But How Do It Know? - The Basic Principles of Computers for Everyone
Format: PDF / Kindle (mobi) / ePub
Finally, this brand new book exposes the secrets of computers for everyone to see. Its humorous title begins with the punch line of a classic joke about someone who is baffled by technology. It was written by a 40-year computer veteran who wants to take the mystery out of computers and allow everyone to gain a true understanding of exactly what computers are, and also what they are not. Years of writing, diagramming, piloting and editing have culminated in one easy to read volume that contains all of the basic principles of computers written so that everyone can understand them. There used to be only two types of book that delved into the insides of computers. The simple ones point out the major parts and describe their functions in broad general terms. Computer Science textbooks eventually tell the whole story, but along the way, they include every detail that an engineer could conceivably ever need to know. Like Baby Bear's porridge, But How Do It Know? is just right, but it is much more than just a happy medium. For the first time, this book thoroughly demonstrates each of the basic principles that have been used in every computer ever built, while at the same time showing the integral role that codes play in everything that computers are able to do. It cuts through all of the electronics and mathematics, and gets right to practical matters. Here is a simple part, see what it does. Connect a few of these together and you get a new part that does another simple thing. After just a few iterations of connecting up simple parts - voilà! - it's a computer. And it is much simpler than anyone ever imagined. But How Do It Know? really explains how computers work. They are far simpler than anyone has ever permitted you to believe. It contains everything you need to know, and nothing you don't need to know. No technical background of any kind is required. The basic principles of computers have not changed one iota since they were invented in the mid 20th century. "Since the day I learned how computers work, it always felt like I knew a giant secret, but couldn't tell anyone," says the author. Now he's taken the time to explain it in such a manner that anyone can have that same moment of enlightenment and thereafter see computers in an entirely new light.

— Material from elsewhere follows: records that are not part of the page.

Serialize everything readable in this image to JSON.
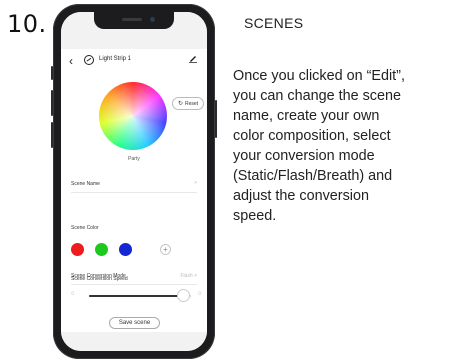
{
  "step_number": "10.",
  "phone": {
    "header": {
      "back_icon": "‹",
      "strip_icon": "light-strip-icon",
      "title": "Light Strip 1",
      "edit_icon": "pencil-icon"
    },
    "color_wheel": {
      "reset_label": "Reset",
      "reset_icon": "↻",
      "scene_label": "Party"
    },
    "scene_name": {
      "label": "Scene Name",
      "chevron": ">"
    },
    "scene_color": {
      "label": "Scene Color",
      "colors": [
        "#ee1c1c",
        "#1ec81e",
        "#1428d2"
      ],
      "add_label": "+"
    },
    "conversion_mode": {
      "label": "Scene Conversion Mode",
      "value": "Flash  >"
    },
    "conversion_speed": {
      "label": "Scene Conversion Speed",
      "slow_icon": "◌",
      "fast_icon": "◌",
      "value_fraction": 0.93
    },
    "save_label": "Save scene"
  },
  "instructions": {
    "heading": "SCENES",
    "lines": [
      "Once you clicked on “Edit”,",
      "you can change the scene",
      "name, create your own",
      "color composition, select",
      "your conversion mode",
      "(Static/Flash/Breath) and",
      "adjust the conversion",
      "speed."
    ]
  }
}
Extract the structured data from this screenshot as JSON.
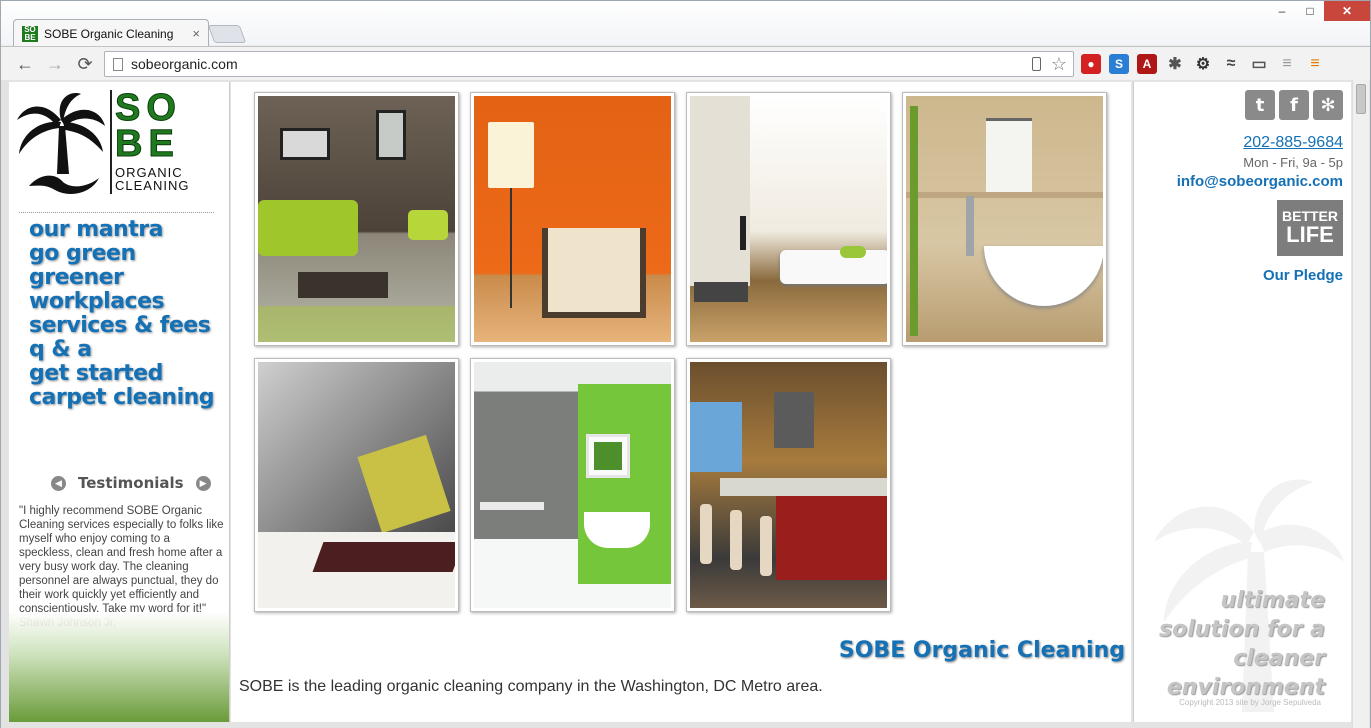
{
  "browser": {
    "tab_title": "SOBE Organic Cleaning",
    "tab_close": "×",
    "url": "sobeorganic.com",
    "back": "←",
    "forward": "→",
    "reload": "⟳",
    "star": "☆",
    "win_minimize": "–",
    "win_maximize": "□",
    "win_close": "✕",
    "extensions": [
      {
        "name": "stop-extension-icon",
        "glyph": "●",
        "color": "#d42121"
      },
      {
        "name": "skype-extension-icon",
        "glyph": "S",
        "color": "#2a7fd4"
      },
      {
        "name": "pdf-extension-icon",
        "glyph": "A",
        "color": "#b01717"
      },
      {
        "name": "bug-extension-icon",
        "glyph": "✱",
        "color": "#555555"
      },
      {
        "name": "settings-extension-icon",
        "glyph": "⚙",
        "color": "#333333"
      },
      {
        "name": "chart-extension-icon",
        "glyph": "≈",
        "color": "#444444"
      },
      {
        "name": "cast-icon",
        "glyph": "▭",
        "color": "#555555"
      },
      {
        "name": "notes-extension-icon",
        "glyph": "≡",
        "color": "#999999"
      },
      {
        "name": "chrome-menu-icon",
        "glyph": "≡",
        "color": "#e07b00"
      }
    ]
  },
  "logo": {
    "big": "SO\nBE",
    "sub": "ORGANIC\nCLEANING"
  },
  "menu": [
    "our mantra",
    "go green",
    "greener",
    "workplaces",
    "services & fees",
    "q & a",
    "get started",
    "carpet cleaning"
  ],
  "testimonials": {
    "prev": "◀",
    "next": "▶",
    "heading": "Testimonials",
    "text": "\"I highly recommend SOBE Organic Cleaning services especially to folks like myself who enjoy coming to a speckless, clean and fresh home after a very busy work day. The cleaning personnel are always punctual, they do their work quickly yet efficiently and conscientiously. Take my word for it!\" Shawn Johnson Jr."
  },
  "main": {
    "brand": "SOBE Organic Cleaning",
    "intro": "SOBE is the leading organic cleaning company in the Washington, DC Metro area."
  },
  "contact": {
    "social": [
      {
        "name": "twitter-icon",
        "glyph": "t"
      },
      {
        "name": "facebook-icon",
        "glyph": "f"
      },
      {
        "name": "yelp-icon",
        "glyph": "✻"
      }
    ],
    "phone": "202-885-9684",
    "hours": "Mon - Fri, 9a - 5p",
    "email": "info@sobeorganic.com",
    "better_top": "BETTER",
    "better_bottom": "LIFE",
    "pledge": "Our Pledge",
    "slogan": [
      "ultimate",
      "solution for a",
      "cleaner",
      "environment"
    ],
    "copyright": "Copyright 2013 site by Jorge Sepulveda"
  },
  "colors": {
    "accent_blue": "#1571b5",
    "logo_green": "#1f7a1f"
  }
}
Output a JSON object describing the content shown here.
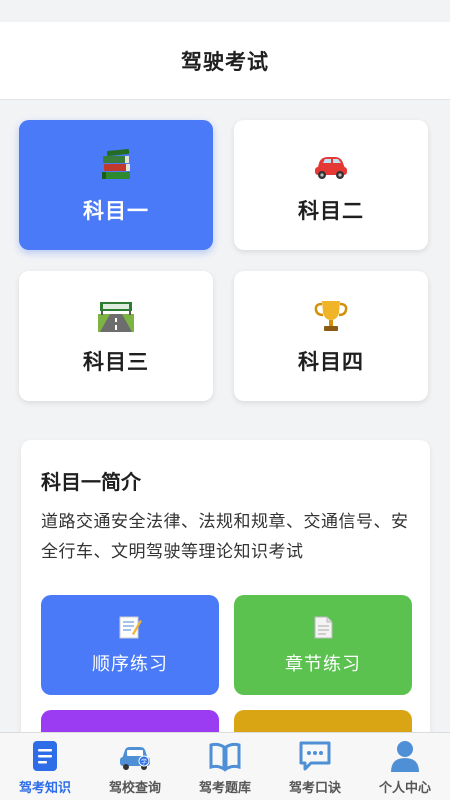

eight things it can do, and for some of those things it uses two bytes of input, for other things it only uses one byte of input. And in seven of those cases, it has one byte of output. This type of instruction will choose one of the ALU operations, and two registers. This is the most versatile instruction that the computer can do. It actually has 128 variations, since there are eight operations, and four registers, and you get to choose twice from the four registers. That is eight times four
reader with the details. Reading a program like the one above is an entirely different skill than reading the diagrams and graphs we have seen so far in the book. I hope you were able to follow it, but no one is expected to become an expert at reading programs because of this book. Division also can be done by our computer. There are several ways it can be done, and we are not going to examine any of them in any detail. Just imagine the following simple method. Lets say you want to divide
they change between on and off when they are told to do so. Computer bits aren’t like the coin that has to physically flip over to change from one state to the other. Bits don’t change shape or location, they don’t look any different, they don’t move or rotate or get bigger or smaller. A computer bit is just a place, if there is no electricity in that place, then the bit is off. When electricity is present, then the bit is on. If you want to change a coin from showing heads to showing tails, you
direction, a one. Once a spot is magnetized, it stays that way unless the same spot gets magnetized the other way. Turning the power off has no effect on the magnetized spots. A disk, as its name implies, is a round thing, that spins around quickly. It is coated with a material that can be magnetized easily. Do you remember the telegraph? At the receiving end, there is a piece of metal with a wire wrapped around it. That piece of metal turns into a magnet when electricity moves through the wire.
code. Its purpose is to make it easier to write computer programs. In order to use this language, you write the program you want with ASCII characters, and save it into a file. Then you load a special program called a ‘compiler’ into RAM and jump to its first instruction. The compiler will read the ASCII file, translate each line into the Instruction Code that it represents, and write all of the Instruction Code bytes into a second file. The second file may then be loaded into RAM, and when the